* [What you are asked to do] Produce the tally of lines in the material below that hold "JSON", without anything else.

[Opening Material shown section]

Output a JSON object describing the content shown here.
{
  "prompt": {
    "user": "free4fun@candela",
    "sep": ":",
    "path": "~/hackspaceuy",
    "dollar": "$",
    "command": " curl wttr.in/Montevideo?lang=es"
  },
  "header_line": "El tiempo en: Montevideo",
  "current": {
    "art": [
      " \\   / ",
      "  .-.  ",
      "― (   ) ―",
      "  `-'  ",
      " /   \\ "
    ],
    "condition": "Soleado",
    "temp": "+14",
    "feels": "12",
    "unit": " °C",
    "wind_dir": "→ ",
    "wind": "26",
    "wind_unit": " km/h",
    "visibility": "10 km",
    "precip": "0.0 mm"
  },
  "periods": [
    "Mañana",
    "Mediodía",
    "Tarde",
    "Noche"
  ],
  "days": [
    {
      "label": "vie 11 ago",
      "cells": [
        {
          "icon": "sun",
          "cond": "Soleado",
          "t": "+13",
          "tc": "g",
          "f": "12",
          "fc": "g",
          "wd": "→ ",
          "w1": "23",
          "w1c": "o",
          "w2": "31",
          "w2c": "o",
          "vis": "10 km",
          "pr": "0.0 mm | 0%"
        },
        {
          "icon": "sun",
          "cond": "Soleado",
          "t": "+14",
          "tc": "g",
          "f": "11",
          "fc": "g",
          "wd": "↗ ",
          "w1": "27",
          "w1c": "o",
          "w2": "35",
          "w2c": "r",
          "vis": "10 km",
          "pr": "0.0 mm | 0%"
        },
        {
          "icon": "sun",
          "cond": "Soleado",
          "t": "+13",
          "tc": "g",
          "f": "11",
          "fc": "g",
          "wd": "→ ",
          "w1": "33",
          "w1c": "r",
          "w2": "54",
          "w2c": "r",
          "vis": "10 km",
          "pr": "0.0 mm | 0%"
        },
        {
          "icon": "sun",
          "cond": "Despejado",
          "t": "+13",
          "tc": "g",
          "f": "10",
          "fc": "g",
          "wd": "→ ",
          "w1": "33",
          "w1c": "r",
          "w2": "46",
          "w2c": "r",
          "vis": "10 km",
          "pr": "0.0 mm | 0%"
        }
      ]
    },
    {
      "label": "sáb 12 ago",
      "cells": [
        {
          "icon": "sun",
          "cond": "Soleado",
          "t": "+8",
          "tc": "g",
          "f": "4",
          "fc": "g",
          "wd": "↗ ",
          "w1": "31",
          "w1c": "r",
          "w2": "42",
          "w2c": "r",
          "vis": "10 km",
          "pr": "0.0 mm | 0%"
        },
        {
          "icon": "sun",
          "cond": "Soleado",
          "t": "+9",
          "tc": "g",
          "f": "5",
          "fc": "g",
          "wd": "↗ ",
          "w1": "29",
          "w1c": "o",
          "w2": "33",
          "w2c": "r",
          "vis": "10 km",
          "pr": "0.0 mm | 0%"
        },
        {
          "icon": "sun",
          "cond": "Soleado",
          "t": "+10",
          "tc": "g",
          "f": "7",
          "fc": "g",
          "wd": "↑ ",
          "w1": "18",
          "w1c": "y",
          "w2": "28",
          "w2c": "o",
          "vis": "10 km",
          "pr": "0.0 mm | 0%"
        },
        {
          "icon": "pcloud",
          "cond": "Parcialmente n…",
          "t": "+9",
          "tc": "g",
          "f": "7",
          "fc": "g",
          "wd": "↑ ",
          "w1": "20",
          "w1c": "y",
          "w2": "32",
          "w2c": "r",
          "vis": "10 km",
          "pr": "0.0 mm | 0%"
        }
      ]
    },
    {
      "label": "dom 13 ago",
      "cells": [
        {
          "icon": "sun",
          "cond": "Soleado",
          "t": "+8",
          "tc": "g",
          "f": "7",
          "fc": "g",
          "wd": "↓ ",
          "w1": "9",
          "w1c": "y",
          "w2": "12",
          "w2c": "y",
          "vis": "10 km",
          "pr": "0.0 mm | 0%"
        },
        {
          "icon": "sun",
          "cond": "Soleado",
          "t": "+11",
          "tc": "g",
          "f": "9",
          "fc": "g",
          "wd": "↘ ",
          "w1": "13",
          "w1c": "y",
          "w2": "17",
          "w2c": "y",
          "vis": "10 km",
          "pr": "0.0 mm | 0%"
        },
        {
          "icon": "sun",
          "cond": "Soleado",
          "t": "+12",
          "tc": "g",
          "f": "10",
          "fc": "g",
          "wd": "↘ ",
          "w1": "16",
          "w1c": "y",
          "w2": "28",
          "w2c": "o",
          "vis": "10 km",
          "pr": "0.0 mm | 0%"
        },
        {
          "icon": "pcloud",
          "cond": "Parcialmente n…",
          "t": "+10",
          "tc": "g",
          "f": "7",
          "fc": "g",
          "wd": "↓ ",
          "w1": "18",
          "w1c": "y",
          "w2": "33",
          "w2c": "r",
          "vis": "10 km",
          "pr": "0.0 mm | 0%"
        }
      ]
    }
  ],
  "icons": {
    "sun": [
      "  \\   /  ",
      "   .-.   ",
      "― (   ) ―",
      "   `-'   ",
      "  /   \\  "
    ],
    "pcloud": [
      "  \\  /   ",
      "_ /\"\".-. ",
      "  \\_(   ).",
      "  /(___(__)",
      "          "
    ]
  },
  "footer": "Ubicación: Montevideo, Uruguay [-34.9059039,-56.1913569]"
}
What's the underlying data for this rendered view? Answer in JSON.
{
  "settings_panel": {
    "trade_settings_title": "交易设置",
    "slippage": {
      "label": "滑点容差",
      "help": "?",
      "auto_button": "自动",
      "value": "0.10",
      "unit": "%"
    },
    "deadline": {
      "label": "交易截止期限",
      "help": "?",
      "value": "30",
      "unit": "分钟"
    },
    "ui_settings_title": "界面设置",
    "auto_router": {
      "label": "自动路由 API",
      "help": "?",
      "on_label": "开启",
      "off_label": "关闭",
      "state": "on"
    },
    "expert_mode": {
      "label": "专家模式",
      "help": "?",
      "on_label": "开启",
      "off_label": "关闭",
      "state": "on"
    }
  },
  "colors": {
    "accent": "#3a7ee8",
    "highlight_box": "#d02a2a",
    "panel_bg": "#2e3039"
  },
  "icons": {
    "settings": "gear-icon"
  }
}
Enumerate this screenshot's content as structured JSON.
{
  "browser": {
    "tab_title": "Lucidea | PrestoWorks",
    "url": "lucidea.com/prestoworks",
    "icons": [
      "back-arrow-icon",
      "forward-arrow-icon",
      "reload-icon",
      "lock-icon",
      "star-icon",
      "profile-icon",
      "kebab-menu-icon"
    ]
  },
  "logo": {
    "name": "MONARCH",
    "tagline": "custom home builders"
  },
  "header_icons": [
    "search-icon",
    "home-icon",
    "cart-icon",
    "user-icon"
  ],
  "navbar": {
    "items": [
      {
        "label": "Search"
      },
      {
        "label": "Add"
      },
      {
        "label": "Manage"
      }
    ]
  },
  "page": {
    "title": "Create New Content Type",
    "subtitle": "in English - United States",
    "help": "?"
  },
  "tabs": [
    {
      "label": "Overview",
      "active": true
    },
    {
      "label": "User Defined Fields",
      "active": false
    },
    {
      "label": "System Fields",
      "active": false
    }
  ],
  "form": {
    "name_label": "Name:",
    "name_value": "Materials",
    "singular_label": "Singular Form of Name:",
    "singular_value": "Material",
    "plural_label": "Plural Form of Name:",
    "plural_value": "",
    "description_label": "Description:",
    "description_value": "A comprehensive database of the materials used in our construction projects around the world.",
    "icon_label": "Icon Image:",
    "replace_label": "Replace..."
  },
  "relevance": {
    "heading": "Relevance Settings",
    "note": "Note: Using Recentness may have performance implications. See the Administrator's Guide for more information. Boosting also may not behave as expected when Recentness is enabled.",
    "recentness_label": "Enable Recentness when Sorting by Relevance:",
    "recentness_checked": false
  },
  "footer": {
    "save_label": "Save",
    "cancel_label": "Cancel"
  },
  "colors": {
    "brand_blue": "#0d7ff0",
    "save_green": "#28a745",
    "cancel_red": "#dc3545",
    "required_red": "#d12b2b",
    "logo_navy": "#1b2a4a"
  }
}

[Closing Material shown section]

* [Finished exercise] 3